The Portfolio Committee on Police has commended the revamp done at the North End Forensic Science Laboratory in Gqeberha, Eastern Cape.
The committee believes that the laboratory will add the necessary energy to the fight against gender-based violence (GBV) and other violent crimes.
The committee last week visited the R84 million state-of-the-art laboratory and highlighted the importance of good administration to improve the DNA and other scientific analyses that are central to improving conviction rates.
“We are of the view that the model used to revamp the property to international standard should be replicated across the entire State apparatus.
“Also, the completion of the project within 18 months of the planned 24 months attests to the benefits of good project management,” said the chairperson of the committee, Tina Joemat-Pettersson.
The team also welcomed the assurance that despite the upgrades, docket analysis completion rates exceeded targets.
“This is positive in the context of the drive to fight GBV and violent crimes, which has such a devastating effect on both South Africa’s social and economic outlook. Convictions depend on watertight cases that are scientific, evidence-based and timely,” Joemat-Pettersson said.

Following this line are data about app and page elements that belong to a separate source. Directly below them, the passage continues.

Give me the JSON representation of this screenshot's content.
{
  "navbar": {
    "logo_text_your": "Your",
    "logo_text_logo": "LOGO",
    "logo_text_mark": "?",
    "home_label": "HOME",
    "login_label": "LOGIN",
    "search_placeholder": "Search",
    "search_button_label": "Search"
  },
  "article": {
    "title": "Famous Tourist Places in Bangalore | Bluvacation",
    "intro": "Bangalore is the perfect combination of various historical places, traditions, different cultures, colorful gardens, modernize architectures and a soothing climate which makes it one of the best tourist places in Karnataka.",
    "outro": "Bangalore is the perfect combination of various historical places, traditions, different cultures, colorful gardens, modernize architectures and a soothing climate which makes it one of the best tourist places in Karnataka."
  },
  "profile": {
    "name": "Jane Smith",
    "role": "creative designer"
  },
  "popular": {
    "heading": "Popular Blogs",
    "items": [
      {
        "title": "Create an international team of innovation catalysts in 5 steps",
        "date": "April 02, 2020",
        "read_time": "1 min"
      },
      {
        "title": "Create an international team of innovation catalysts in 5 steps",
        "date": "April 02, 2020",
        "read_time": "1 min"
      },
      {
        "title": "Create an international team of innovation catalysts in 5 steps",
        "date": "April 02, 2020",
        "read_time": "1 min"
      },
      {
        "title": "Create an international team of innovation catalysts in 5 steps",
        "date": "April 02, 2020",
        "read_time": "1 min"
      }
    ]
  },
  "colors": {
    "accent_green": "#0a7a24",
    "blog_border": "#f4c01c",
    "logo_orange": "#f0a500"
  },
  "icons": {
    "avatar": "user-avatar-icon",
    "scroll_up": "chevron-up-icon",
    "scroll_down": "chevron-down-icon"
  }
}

The committee also welcomed improved efficiency within the South African Police Service (SAPS) supply chain management, which has resulted in the renewal of contracts and the procurement of consumables and reagents.
“Furthermore, the committee welcomed the intention to have supplier open days to enable the SAPS to broaden its supplier database, especially in areas where there is a dependence on one or two suppliers.”
The group also interacted with community policing forums (CPFs), where members raised concerns about the lack of adequate resources necessary to augment SAPS policing work.
“There was a call for SAPS at local and district level to open and improve communication channels between SAPS and CPFs to ensure better collaboration,” the committee said.
CPFs highlighted the need for improved training from accredited bodies to ensure personal development and better implementation of their role and responsibility.
“The committee remains of the view that CPFs play a critical role in the fight against crime and better resourcing of this critical environment will serve to enhance policing in general.”
The committee has requested that the SAPS, the Eastern Cape Department of Community Safety and the Civilian Secretariat for Police Service send detailed responses with solutions to the challenges raised by CPF members.
Further, the team stressed its displeasure that the SAPS Amendment Bill has not been tabled in Parliament for consideration to ensure that the legislation governing the policing environment is responsive to current challenges.
The committee also visited the New Brighton Police Station in Gqeberha, which is among 30 police stations around the country with the highest murder rates. – SAnews.gov.za